Helm: A package manager for kubernetes applications and configurations.
Kustomize: Kubernetes native configuration management, allowing for patching, updating, other resource wizardry without needing template files.
kubectl apply -kwill become your bread and butter command in most cases.
When it comes to navigating the world of
Cloud Native, the CNCF Cloud Native Landscape is a fantastic way to see all the various projects you can leverage in your own environments, but be cautious as to not overwhelmed at all the possiblities! I find it helps to try out a tool from each category, and learning more of that tool if you’re content with it before trying another in the same category, but that can equally be confusing if you’re not sure what you need. Luckily, Anurang Kumar’s block post on kubesimply has a fantastic guide which breaks down all the categorys and types, which I’ve included below:
Containerization: The first step you do is write your application code and containerize that with the help of containerization tools like docker, crio, podman etc. This is where containerization comes into picture and there is a separate section for that in the CNCF landscape. Container runtimes are responsible for running our containerized workloads on a host operating system.
Container Registry: After containerizing our application, we need to store our images somewhere and this is where container registry comes into picture. We have a separate section for container registry and this portion lists all the projects under this category.
CI/CD: After containerizing our application we need to set up CI/CD for our application so that it automates the process of building an image and pushing it to the container registry.

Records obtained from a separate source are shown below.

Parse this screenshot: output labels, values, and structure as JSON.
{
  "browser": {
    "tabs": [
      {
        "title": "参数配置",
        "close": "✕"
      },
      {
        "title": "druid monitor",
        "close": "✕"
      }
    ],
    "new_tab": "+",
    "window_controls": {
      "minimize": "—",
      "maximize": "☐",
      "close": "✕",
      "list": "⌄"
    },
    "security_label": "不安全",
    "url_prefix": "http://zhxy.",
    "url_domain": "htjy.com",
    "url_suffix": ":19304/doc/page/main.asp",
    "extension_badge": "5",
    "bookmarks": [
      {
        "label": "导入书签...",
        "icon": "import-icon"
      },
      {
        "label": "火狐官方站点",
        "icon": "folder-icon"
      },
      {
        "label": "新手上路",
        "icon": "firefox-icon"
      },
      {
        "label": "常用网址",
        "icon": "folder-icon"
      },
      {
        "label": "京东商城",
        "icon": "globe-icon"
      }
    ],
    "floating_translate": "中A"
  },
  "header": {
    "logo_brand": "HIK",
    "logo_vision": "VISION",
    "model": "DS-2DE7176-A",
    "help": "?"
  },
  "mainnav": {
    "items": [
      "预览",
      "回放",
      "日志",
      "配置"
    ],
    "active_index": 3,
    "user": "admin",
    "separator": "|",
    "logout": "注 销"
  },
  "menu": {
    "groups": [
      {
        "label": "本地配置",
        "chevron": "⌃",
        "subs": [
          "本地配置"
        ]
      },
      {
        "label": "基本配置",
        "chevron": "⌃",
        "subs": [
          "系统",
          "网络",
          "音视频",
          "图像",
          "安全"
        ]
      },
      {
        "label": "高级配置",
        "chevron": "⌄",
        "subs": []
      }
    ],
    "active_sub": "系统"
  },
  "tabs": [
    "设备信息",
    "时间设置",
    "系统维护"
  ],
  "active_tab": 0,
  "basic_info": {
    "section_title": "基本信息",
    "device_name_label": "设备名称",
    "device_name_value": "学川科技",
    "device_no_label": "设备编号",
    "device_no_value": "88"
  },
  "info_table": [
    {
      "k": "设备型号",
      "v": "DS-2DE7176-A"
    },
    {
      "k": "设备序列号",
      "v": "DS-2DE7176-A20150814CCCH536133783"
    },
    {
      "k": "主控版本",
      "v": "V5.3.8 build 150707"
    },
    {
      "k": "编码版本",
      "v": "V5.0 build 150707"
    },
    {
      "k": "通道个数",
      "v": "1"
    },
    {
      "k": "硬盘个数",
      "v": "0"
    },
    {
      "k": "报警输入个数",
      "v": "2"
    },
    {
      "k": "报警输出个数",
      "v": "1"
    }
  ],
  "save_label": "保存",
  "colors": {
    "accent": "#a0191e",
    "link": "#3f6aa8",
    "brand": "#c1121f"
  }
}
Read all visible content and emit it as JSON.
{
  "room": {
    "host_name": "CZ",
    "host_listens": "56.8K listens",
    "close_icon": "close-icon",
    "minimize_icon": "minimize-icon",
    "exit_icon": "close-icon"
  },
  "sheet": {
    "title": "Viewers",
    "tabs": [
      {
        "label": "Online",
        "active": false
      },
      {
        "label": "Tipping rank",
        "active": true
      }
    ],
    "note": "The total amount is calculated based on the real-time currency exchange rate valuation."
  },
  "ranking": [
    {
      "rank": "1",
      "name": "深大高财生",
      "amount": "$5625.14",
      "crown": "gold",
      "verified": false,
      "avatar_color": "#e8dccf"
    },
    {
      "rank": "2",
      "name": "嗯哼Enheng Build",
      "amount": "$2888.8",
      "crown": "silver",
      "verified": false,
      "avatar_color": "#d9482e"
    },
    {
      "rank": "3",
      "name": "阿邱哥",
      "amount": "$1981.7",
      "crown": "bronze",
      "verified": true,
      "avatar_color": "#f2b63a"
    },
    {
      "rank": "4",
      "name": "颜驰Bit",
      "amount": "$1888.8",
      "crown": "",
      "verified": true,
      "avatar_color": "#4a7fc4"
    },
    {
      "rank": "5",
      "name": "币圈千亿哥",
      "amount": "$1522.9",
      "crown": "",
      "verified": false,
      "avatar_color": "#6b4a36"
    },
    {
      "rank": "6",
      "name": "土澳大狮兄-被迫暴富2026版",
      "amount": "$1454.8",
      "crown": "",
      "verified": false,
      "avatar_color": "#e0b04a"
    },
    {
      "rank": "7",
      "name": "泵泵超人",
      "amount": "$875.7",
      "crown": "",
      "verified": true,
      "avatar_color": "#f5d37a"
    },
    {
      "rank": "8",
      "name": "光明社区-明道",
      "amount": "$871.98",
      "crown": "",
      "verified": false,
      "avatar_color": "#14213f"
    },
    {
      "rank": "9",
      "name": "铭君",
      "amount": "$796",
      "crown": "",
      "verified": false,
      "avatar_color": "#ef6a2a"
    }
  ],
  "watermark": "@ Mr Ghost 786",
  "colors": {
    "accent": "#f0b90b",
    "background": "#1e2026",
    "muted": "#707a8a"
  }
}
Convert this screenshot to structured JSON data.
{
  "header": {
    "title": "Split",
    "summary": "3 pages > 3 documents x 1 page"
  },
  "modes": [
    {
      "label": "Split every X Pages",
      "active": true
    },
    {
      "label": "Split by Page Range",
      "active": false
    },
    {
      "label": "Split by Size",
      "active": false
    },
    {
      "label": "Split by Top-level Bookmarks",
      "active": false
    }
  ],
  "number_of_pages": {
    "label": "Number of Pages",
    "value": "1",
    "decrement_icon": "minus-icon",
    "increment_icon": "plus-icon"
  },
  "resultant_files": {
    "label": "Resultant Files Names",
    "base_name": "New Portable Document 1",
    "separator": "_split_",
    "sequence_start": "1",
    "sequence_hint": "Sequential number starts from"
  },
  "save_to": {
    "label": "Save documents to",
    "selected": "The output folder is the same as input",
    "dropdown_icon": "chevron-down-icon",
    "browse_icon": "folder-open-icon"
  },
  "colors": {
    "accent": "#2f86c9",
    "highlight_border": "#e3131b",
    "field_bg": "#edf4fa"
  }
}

Scheduling and Orchestration: To manage large number of containers we need orchestration engine that will ease out the process of managing containers. Container orchestration engine is responsible for managing, scaling, deploying and networking of containers. The most popular container orchestration engine is Kubernetes. Kubernetes was the first project to graduate from CNCF.
Application Definition and Image build: In kubernetes we have to deal with multiple k8s manifests. We can use helm to easily install applications into our kubernetes clusters. Helm is a package manager for kubernetes applications. Monokle is another tool that eases out the process of managing YAML files. It provides one command installation of apps. We can upgrade a release with one command and if something goes wrong we can rollback as well. In this section we also have multiple build tools like packer, buildpacks etc.
Observability and Analysis: we need to add some observability and analysis layer to our application and here we will use different tools for monitoring, logging, tracing, profiling. Monitoring is an important aspect of application. Monitoring gives you actionable insights into application.
Service Proxy and Service Mesh: Now to expose our application to end users we need to expose our services. To manage our services we need service proxy and if we have proliferation of services then to manage that we need service mesh. It is also used to trace the traffic and observe the application. Services also act as load balancers.
Cloud Native Network: We need to set up the networking for our cluster and for that we have the cloud native network section. Cilium and CNI popular projects in this category. Cilium is an open source software for providing, securing and observing network connectivity between container workloads.
Security and Compliance: We can’t ignore security of our Kubernetes cluster and for that we have the security and compliance section and under this we have popular projects like OPA, falco etc. We can also define policies for our kubernetes clusters with the help of OPA, kyverno etc.
Database: A cloud native database is designed to take full advantage of cloud and distributed systems.
Streaming and Messaging: Cloud-native streaming is the processing of continuous data streams and is commonly used for large amounts of data and Cloud-native messaging is a communications model that enables asynchronous push-based communications between microservices.